Dermaplaning is a safe and simple procedure for exfoliating the epidermis and ridding the skin of fine vellus hair such as peace fuzz. This procedure has been used for centuries and very effective. However many estheticians don’t even know it exists. You must have a good hand for the practice, I personally use it on my clients that do not exfoliate so it can give a perfect smooth texture for that perfect foundation application. Some clients may worry and stick to regular exfoliating unless they know I do this procedure for myself.
I can say it took me some time to get comfortable and go ahead with it, just this year 2014 I have started it and said to myself wish I took to this practice many years ago. Dermaplaning, on the other hand, is a simple shaving of the epidermis, because dermaplaning is a quick procedure with few to no adverse effects, it has quickly gained popularity among cosmetic medical providers across the globe. Using a scalpel and a delicate touch, the provider simply abrades the surface of the skin using light feathering strokes. Instantly, you see dead skin peeling off and face getting smoother and clear. This is a great treatment to offer to patients who are pregnant or nursing that want a “deep exfoliation”, but are not allowed to use peeling agents on their skin because of the risk that the chemicals will be absorbed into the blood stream and may be transferred to the fetus or the child. It is also a first choice for patients who have excess vellus hair on the skin. This hair often causes a buildup of dirt and oils in the follicles, so removing the hair gives the patient healthier looking skin. It is a wise tale or myth assuming hair will grow back thicker and darker, as long as the hair is superficial vellus hair, it will grow back at the same rate and texture as before the treatment.
Removing epidermal skin also allows products to penetrate more readily into the deeper layers. Physicians may recommend this treatment to prepare the skin for medical procedures such as laser treatments or deep chemical peels. It, also, may be used by estheticians to prepare the skin for superficial chemical peels or before a cleansing facial.

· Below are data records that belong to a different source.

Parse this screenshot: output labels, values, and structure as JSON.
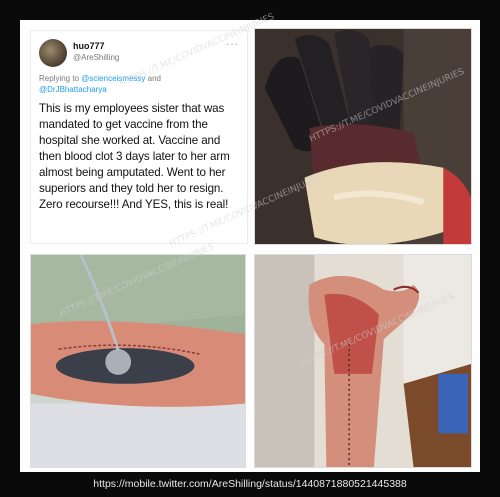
{
  "tweet": {
    "display_name": "huo777",
    "handle": "@AreShilling",
    "more": "···",
    "replying_prefix": "Replying to",
    "mention_1": "@scienceismessy",
    "and": "and",
    "mention_2": "@DrJBhattacharya",
    "body": "This is my employees sister that was mandated to get vaccine from the hospital she worked at. Vaccine and then blood clot 3 days later to her arm almost being amputated. Went to her superiors and they told her to resign. Zero recourse!!! And YES, this is real!"
  },
  "watermark": "HTTPS://T.ME/COVIDVACCINEINJURIES",
  "source_url": "https://mobile.twitter.com/AreShilling/status/1440871880521445388",
  "colors": {
    "background": "#0a0a0a",
    "mention": "#1d9bf0",
    "text": "#111111"
  }
}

Dermaplaning is most often used on patients with rough, dry skin, superficial hyperpigmentation, mild acne scarring, or fine lines and wrinkles. The treatment results in a more refined, smooth, “glowing” appearance. I can first hand say this is true, since I have performed such treatment of clients before make up application over a dozen times. Some physicians may use a surgical scalpel but I personally use a different kind of scalpel. For some of you who like to research this procedure, go ahead and type it in on Youtube.com and you will see many videos demonstrating with different types of scalpels, and what kind of strokes should be made for safety and to get the dead skin. Doing this procedure properly is what will give you a deep exfoliation. In Japan, this is a known common practice, many say reason the women there have great skin.
Make sure the blade in the scalpel isn’t dull, some clients may have really bad skin and the blade may go dull, so keep a few handy so you may use a new one.
Hold the blade at a 45° angle, and start abrading the surface with precise movements in the opposite direction of hair growth. It is important to develop a pattern, such as starting at one side of the face and finishing at the other, to ensure that all areas are covered.
NOTE: If another peeling procedure will be used, ensure that you use extra caution; the peel will penetrate more deeply after you have removed the superficial layers of skin.
There is no downtime with this procedure, many practice it once a month and some may feel once a week is good for them to get that great skin finish look while wearing make up afterwards.